Before I get into how charcoal works and the benefits it can offer you, I want to talk a little about toxins from within and without. Understanding this will help you understand why we use charcoal and when we need to use it.
A quick ‘101’ on toxins in our body...
Toxins from within
Managing this is a core business here at Kultured Wellness. Many people have a leaky gut or have an overgrowth of pathogens in their gut. In fact, at Kultured Wellness we offer stool screening and consults to guide you through this process. The pathogens I’m talking about are some of those famous ones we all know. Candida, streptococcus, clostridium…as these pathogens live inside our guts, feeding and thriving on sugars in our diet, they produce waste. This is the same as the way you and I produce waste after eating and drinking. The kicker here is that pathogen waste products are a toxin in our body.
The various toxic by-products of these pathogens can make us feel lethargic, fatigued, brain fog, nauseous, gassy or bloated. A famous toxin we all know is the feeling of is the toxic by-product from Candida – acetaldehyde. This toxin gives us that drunk, sleepy feeling after we’ve had some sugary food. Be cautious though, the toxic burden on the body is not without consequences. Toxins that are released as pathogen waste, or that are released as they die off, can trigger an immune response, cause inflammation, rashes and allergies. They put undue strain on the liver and contribute to chronic disease development. We need to get serious and manage this risk.
Toxins from the outside world
Now here’s a can of worms! Toxins and chemicals that are foreign to the body are called xenobiotics. Xenobiotics can be drugs, pollutants, chemicals or any substance that is not naturally occurring in the body. We have a world full of them, in our plastics, cleaning products, personal care products, food-based toxins like pesticides, artificial flavours and colours.
It’s an overwhelming and inexhaustible list. The problem once again, is that they cause damage and inflammation in the body. They also put quite a lot of strain on the gut and the liver, whose primary job it is to detoxify the body.
How charcoal works
Now that we’ve covered in a simple way, how our body is exposed to toxins and how the liver has so much extra work to do, let’s talk about charcoal.
Charcoal has been around for thousands of years. Once again we can see that by tapping into ancient natural techniques for health we can naturally support the body without fear of side effects. Activated charcoal is an odourless, tasteless, safe, non-toxic substance that has an amazing binding capacity for toxins. There are even records of the Ancient Egyptians using charcoal for odour absorption. The charcoal we prefer to use is made from coconut shells. The shells are burned at a high temperature resulting in the activated state.

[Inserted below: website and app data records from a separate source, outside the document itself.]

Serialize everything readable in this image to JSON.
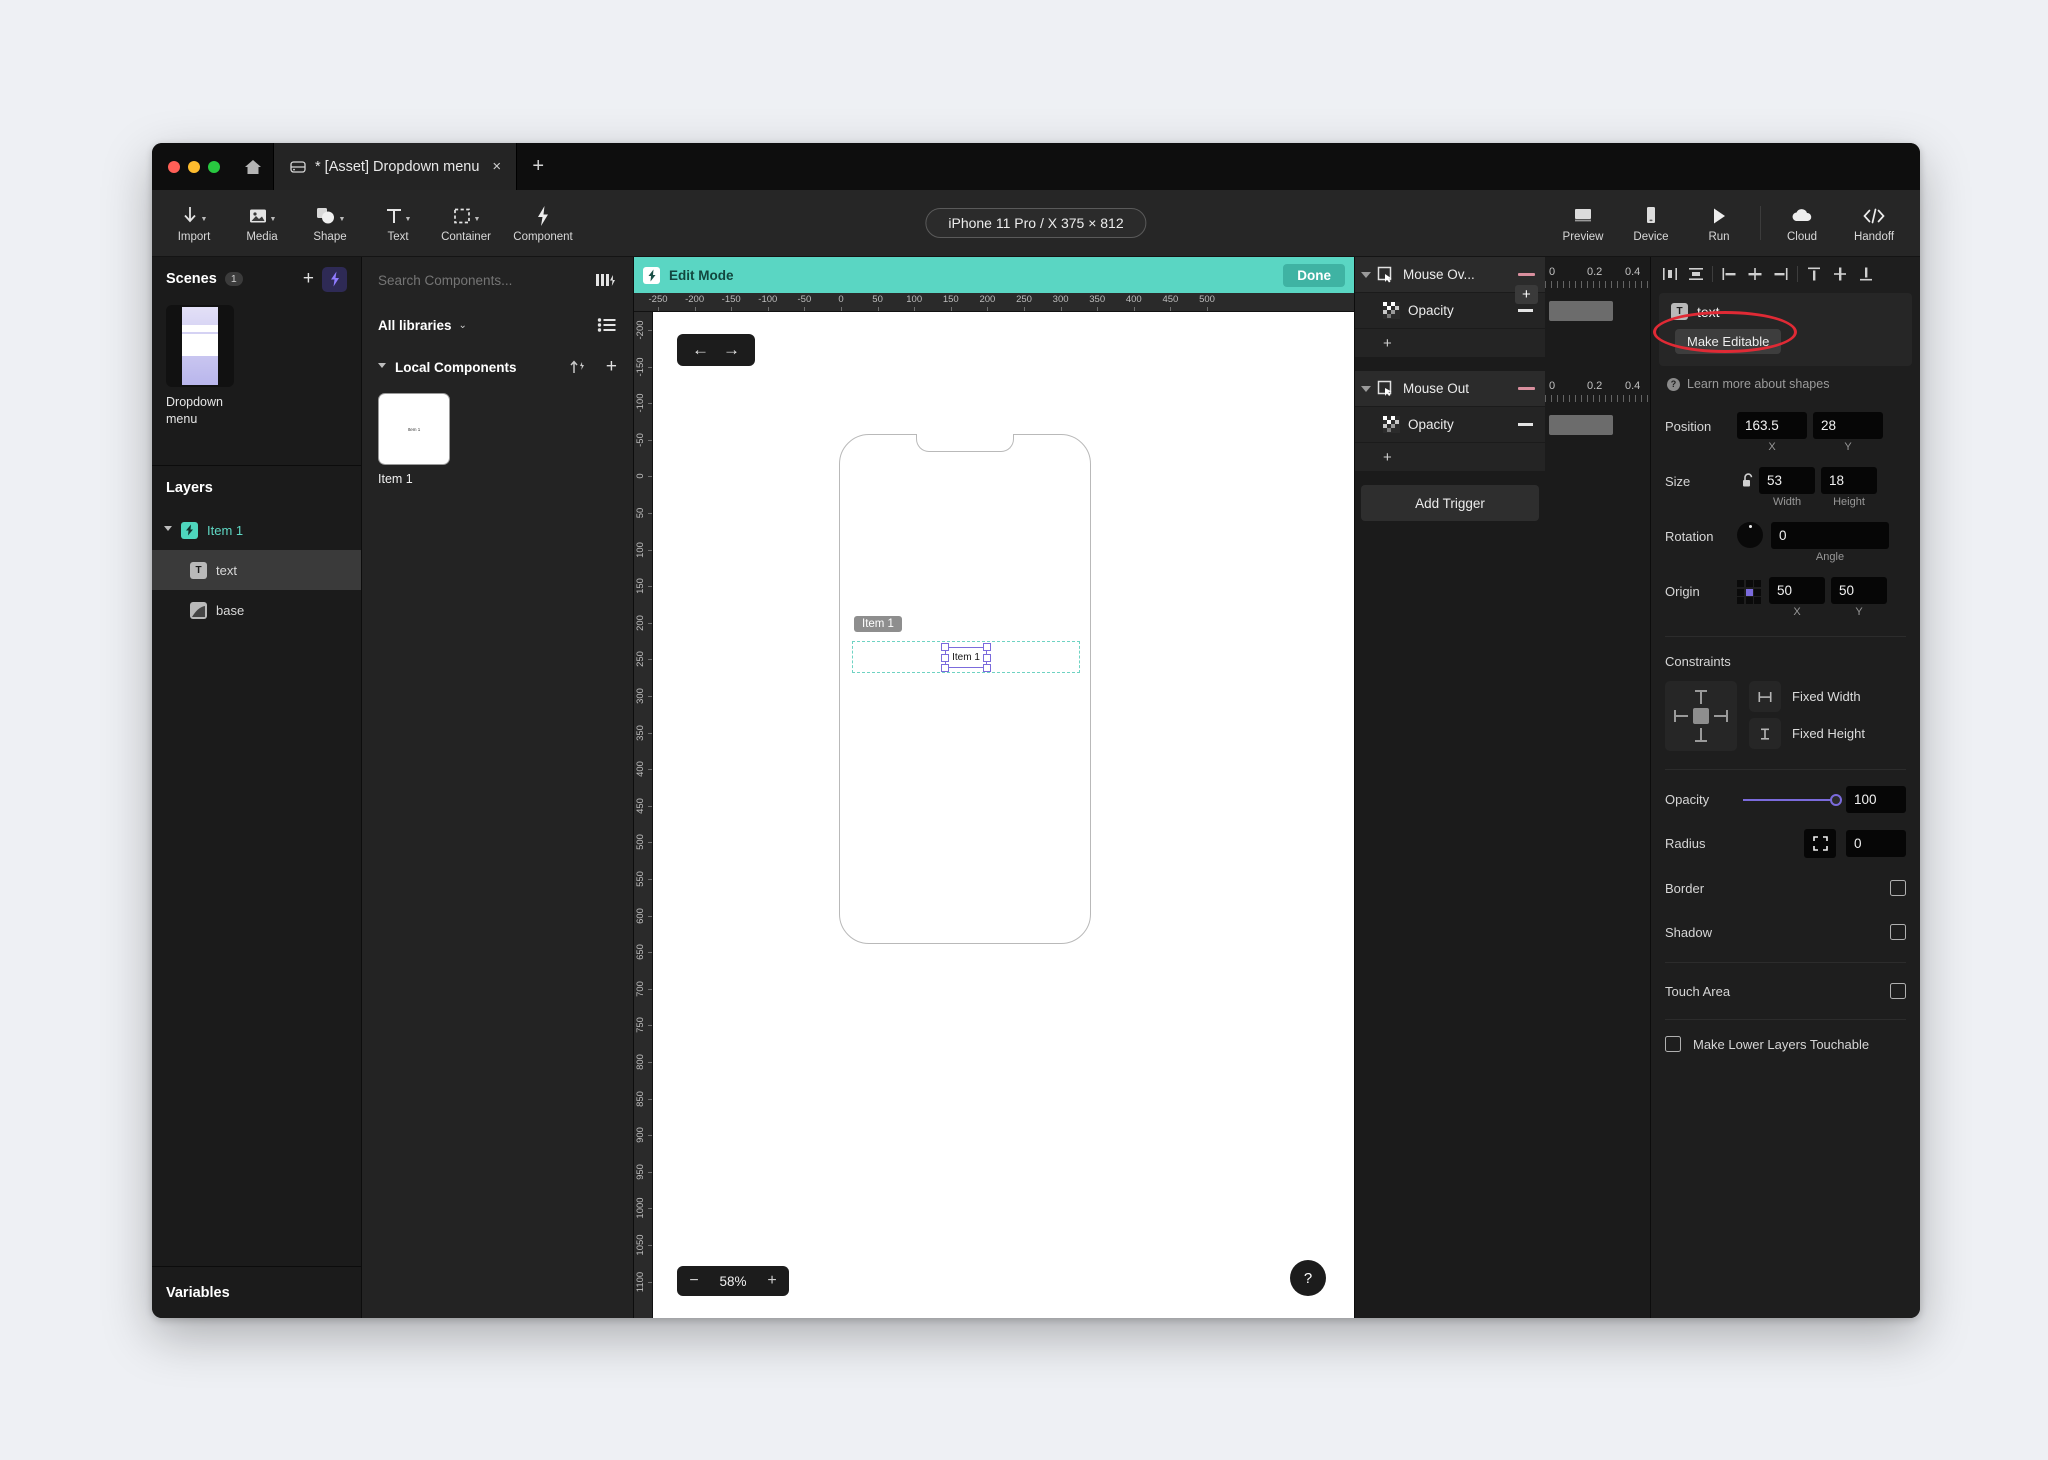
{
  "titlebar": {
    "home_label": "home-button",
    "tab_title": "* [Asset] Dropdown menu",
    "tab_close": "×",
    "new_tab": "+"
  },
  "toolbar": {
    "left_tools": [
      {
        "label": "Import",
        "icon": "download-arrow-icon",
        "has_caret": true
      },
      {
        "label": "Media",
        "icon": "image-icon",
        "has_caret": true
      },
      {
        "label": "Shape",
        "icon": "shape-icon",
        "has_caret": true
      },
      {
        "label": "Text",
        "icon": "text-t-icon",
        "has_caret": true
      },
      {
        "label": "Container",
        "icon": "dashed-square-icon",
        "has_caret": true
      },
      {
        "label": "Component",
        "icon": "lightning-bolt-icon",
        "has_caret": false
      }
    ],
    "device_pill": "iPhone 11 Pro / X  375 × 812",
    "right_tools": [
      {
        "label": "Preview",
        "icon": "monitor-icon"
      },
      {
        "label": "Device",
        "icon": "phone-icon"
      },
      {
        "label": "Run",
        "icon": "play-triangle-icon"
      },
      {
        "label": "Cloud",
        "icon": "cloud-icon"
      },
      {
        "label": "Handoff",
        "icon": "code-brackets-icon"
      }
    ]
  },
  "scenes": {
    "title": "Scenes",
    "count": "1",
    "add_label": "+",
    "items": [
      {
        "name": "Dropdown\nmenu",
        "display_name": "Dropdown menu"
      }
    ]
  },
  "layers": {
    "title": "Layers",
    "items": [
      {
        "label": "Item 1",
        "icon": "component-icon",
        "depth": 0,
        "selected": false,
        "expanded": true
      },
      {
        "label": "text",
        "icon": "text-layer-icon",
        "depth": 1,
        "selected": true
      },
      {
        "label": "base",
        "icon": "shape-layer-icon",
        "depth": 1,
        "selected": false
      }
    ]
  },
  "variables": {
    "title": "Variables"
  },
  "components": {
    "search_placeholder": "Search Components...",
    "libraries_label": "All libraries",
    "section_label": "Local Components",
    "items": [
      {
        "name": "Item 1",
        "thumb_text": "Item 1"
      }
    ]
  },
  "canvas": {
    "edit_mode_label": "Edit Mode",
    "done_label": "Done",
    "zoom_value": "58%",
    "zoom_minus": "−",
    "zoom_plus": "+",
    "nav_back": "←",
    "nav_forward": "→",
    "help_label": "?",
    "selected_badge": "Item 1",
    "selected_text": "Item 1",
    "ruler_h": [
      "-250",
      "-200",
      "-150",
      "-100",
      "-50",
      "0",
      "50",
      "100",
      "150",
      "200",
      "250",
      "300",
      "350",
      "400",
      "450",
      "500"
    ],
    "ruler_v": [
      "-200",
      "-150",
      "-100",
      "-50",
      "0",
      "50",
      "100",
      "150",
      "200",
      "250",
      "300",
      "350",
      "400",
      "450",
      "500",
      "550",
      "600",
      "650",
      "700",
      "750",
      "800",
      "850",
      "900",
      "950",
      "1000",
      "1050",
      "1100"
    ]
  },
  "triggers": {
    "add_trigger_label": "Add Trigger",
    "plus_label": "+",
    "blocks": [
      {
        "name": "Mouse Ov...",
        "full_name": "Mouse Over",
        "icon": "mouse-over-icon",
        "scale": [
          "0",
          "0.2",
          "0.4"
        ],
        "props": [
          {
            "name": "Opacity",
            "icon": "opacity-checker-icon"
          }
        ],
        "add_label": "+"
      },
      {
        "name": "Mouse Out",
        "full_name": "Mouse Out",
        "icon": "mouse-out-icon",
        "scale": [
          "0",
          "0.2",
          "0.4"
        ],
        "props": [
          {
            "name": "Opacity",
            "icon": "opacity-checker-icon"
          }
        ],
        "add_label": "+"
      }
    ]
  },
  "properties": {
    "layer_name": "text",
    "make_editable_label": "Make Editable",
    "learn_more_label": "Learn more about shapes",
    "position": {
      "label": "Position",
      "x": "163.5",
      "y": "28",
      "x_sub": "X",
      "y_sub": "Y"
    },
    "size": {
      "label": "Size",
      "width": "53",
      "height": "18",
      "w_sub": "Width",
      "h_sub": "Height"
    },
    "rotation": {
      "label": "Rotation",
      "angle": "0",
      "sub": "Angle"
    },
    "origin": {
      "label": "Origin",
      "x": "50",
      "y": "50",
      "x_sub": "X",
      "y_sub": "Y"
    },
    "constraints": {
      "label": "Constraints",
      "fixed_width": "Fixed Width",
      "fixed_height": "Fixed Height"
    },
    "opacity": {
      "label": "Opacity",
      "value": "100"
    },
    "radius": {
      "label": "Radius",
      "value": "0"
    },
    "border": {
      "label": "Border"
    },
    "shadow": {
      "label": "Shadow"
    },
    "touch_area": {
      "label": "Touch Area"
    },
    "make_lower": {
      "label": "Make Lower Layers Touchable"
    }
  },
  "colors": {
    "accent_teal": "#5ad6c3",
    "accent_purple": "#7b6bdc",
    "annotation_red": "#e02a35",
    "window_bg": "#1e1e1e"
  }
}
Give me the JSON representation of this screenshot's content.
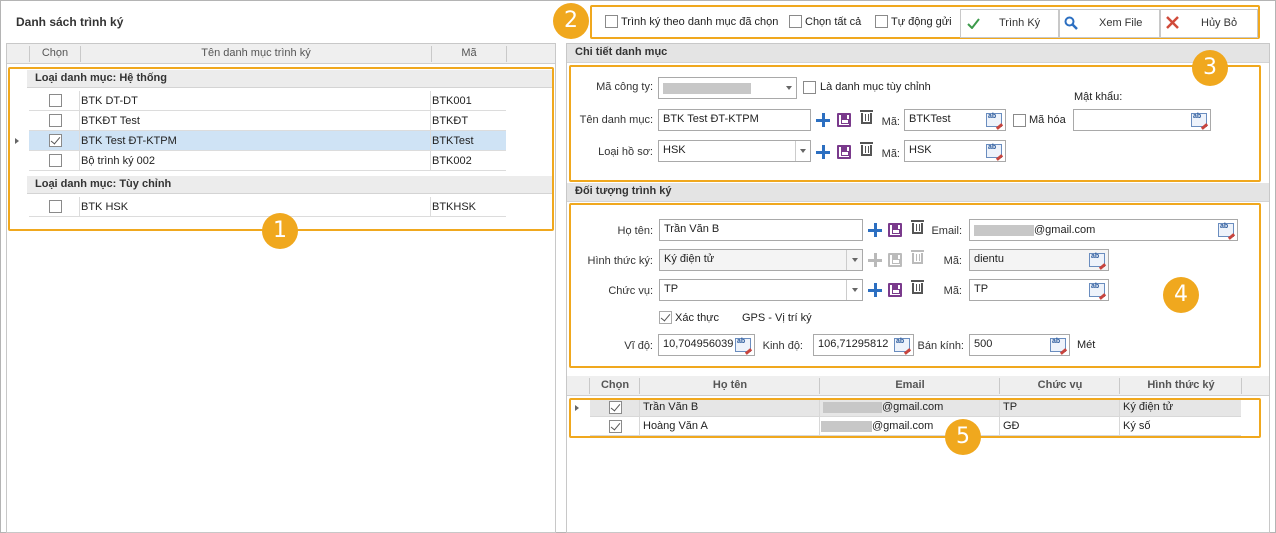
{
  "left": {
    "title": "Danh sách trình ký",
    "grid": {
      "headers": [
        "Chọn",
        "Tên danh mục trình ký",
        "Mã"
      ],
      "groups": [
        {
          "label": "Loại danh mục: Hệ thống",
          "rows": [
            {
              "checked": false,
              "name": "BTK DT-DT",
              "code": "BTK001"
            },
            {
              "checked": false,
              "name": "BTKĐT Test",
              "code": "BTKĐT"
            },
            {
              "checked": true,
              "name": "BTK Test ĐT-KTPM",
              "code": "BTKTest"
            },
            {
              "checked": false,
              "name": "Bộ trình ký 002",
              "code": "BTK002"
            }
          ]
        },
        {
          "label": "Loại danh mục: Tùy chỉnh",
          "rows": [
            {
              "checked": false,
              "name": "BTK HSK",
              "code": "BTKHSK"
            }
          ]
        }
      ]
    }
  },
  "toolbar": {
    "chk_by_list": "Trình ký theo danh mục đã chọn",
    "chk_all": "Chọn tất cả",
    "chk_auto": "Tự động gửi",
    "btn_sign": "Trình Ký",
    "btn_view": "Xem File",
    "btn_cancel": "Hủy Bỏ"
  },
  "detail": {
    "title": "Chi tiết danh mục",
    "company_label": "Mã công ty:",
    "custom_label": "Là danh mục tùy chỉnh",
    "password_label": "Mật khẩu:",
    "name_label": "Tên danh mục:",
    "name_value": "BTK Test ĐT-KTPM",
    "code_label": "Mã:",
    "code_value": "BTKTest",
    "encrypt_label": "Mã hóa",
    "type_label": "Loại hồ sơ:",
    "type_value": "HSK",
    "type_code_label": "Mã:",
    "type_code_value": "HSK"
  },
  "subject": {
    "title": "Đối tượng trình ký",
    "name_label": "Họ tên:",
    "name_value": "Trần Văn B",
    "email_label": "Email:",
    "email_value": "@gmail.com",
    "method_label": "Hình thức ký:",
    "method_value": "Ký điện tử",
    "method_code_label": "Mã:",
    "method_code_value": "dientu",
    "position_label": "Chức vụ:",
    "position_value": "TP",
    "position_code_label": "Mã:",
    "position_code_value": "TP",
    "verify_label": "Xác thực",
    "gps_label": "GPS - Vị trí ký",
    "lat_label": "Vĩ độ:",
    "lat_value": "10,704956039",
    "lng_label": "Kinh độ:",
    "lng_value": "106,71295812",
    "radius_label": "Bán kính:",
    "radius_value": "500",
    "unit_label": "Mét"
  },
  "signers": {
    "headers": [
      "Chọn",
      "Họ tên",
      "Email",
      "Chức vụ",
      "Hình thức ký"
    ],
    "rows": [
      {
        "checked": true,
        "name": "Trần Văn B",
        "email": "@gmail.com",
        "position": "TP",
        "method": "Ký điện tử"
      },
      {
        "checked": true,
        "name": "Hoàng Văn A",
        "email": "@gmail.com",
        "position": "GĐ",
        "method": "Ký số"
      }
    ]
  },
  "badges": [
    "1",
    "2",
    "3",
    "4",
    "5"
  ],
  "colors": {
    "highlight": "#f0a81e",
    "selected_row": "#cfe3f5",
    "accent_blue": "#2c6fc1"
  }
}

Activated charcoal is known as an ‘adsorbent’, so rather than absorbing toxins rather it binds them. It’s easy to think of adhering and adsorb to remember how charcoal works. The millions of tiny pores are what gives activated charcoal its amazing adhering capacity. In terms of surface area, 4 capsules of the activated charcoal can bind to the equivalent area of a football field. Charcoal is harmless to the human body and is not absorbed by the gut, which is how we can use it to our advantage. The toxins adhere to the negatively charged ions in the activated charcoal, and once bound are eliminated through the bowels. For a really effective detoxification and to support the liver you can combine charcoal with coffee enemas (discussed in this blog post).
Charcoals excellent binding capacity means that it can bind to nutrients in food, supplements and medication we do want to be taking. For this reason, charcoal needs to be taken 2 hours away from food or medications.
How to use your charcoal
Charcoal is used all around us for cleaning and detoxifying. It is used in air filters to deodorise, it is used in fish tank filters and other water filters to clean and purify water. Activated carbon filters are even used to clean and detoxify water used for dialysis patients. So how would you use it?
Many ways to use charcoal
- To manage abdominal distress such as gas and bloating
- To support the liver during times of extra toxic load – have you had exposure to chemicals that you normally don’t?
- Managing die-off of bugs within the gut
- Exposure to toxins like mould in your food or environment
- Try charcoal if you are feeling generally unwell, fatigued, groggy and not quite right.
- Skin rashes may indicate toxic load in the gut, try some charcoal to mop up in the gut.
- To whiten teeth – break open a capsule and pop on your toothbrush (mess alert!)
Remember, activated charcoal is a tool to use when you are feeling toxic. Knowing when to use charcoal is also a great way to learn to listen to your body. We also want to reduce exposure in the first instance by eating a nourishing diet, drinking clean water, managing stress, moving our bodies and reducing exposure to environmental toxins. Use charcoal as one weapon in your wellbeing arsenal. It may seem strange, but it sure packs a punch against toxins.
Click on the image below to shop our Activated Coconut Charcoal
- Pizzorno, Dr. J. (2017) The Toxin Solution: How hidden poisons in the air, water, food, and products we use are destroying our health – and what we can do to fix it. HarperCollins: New York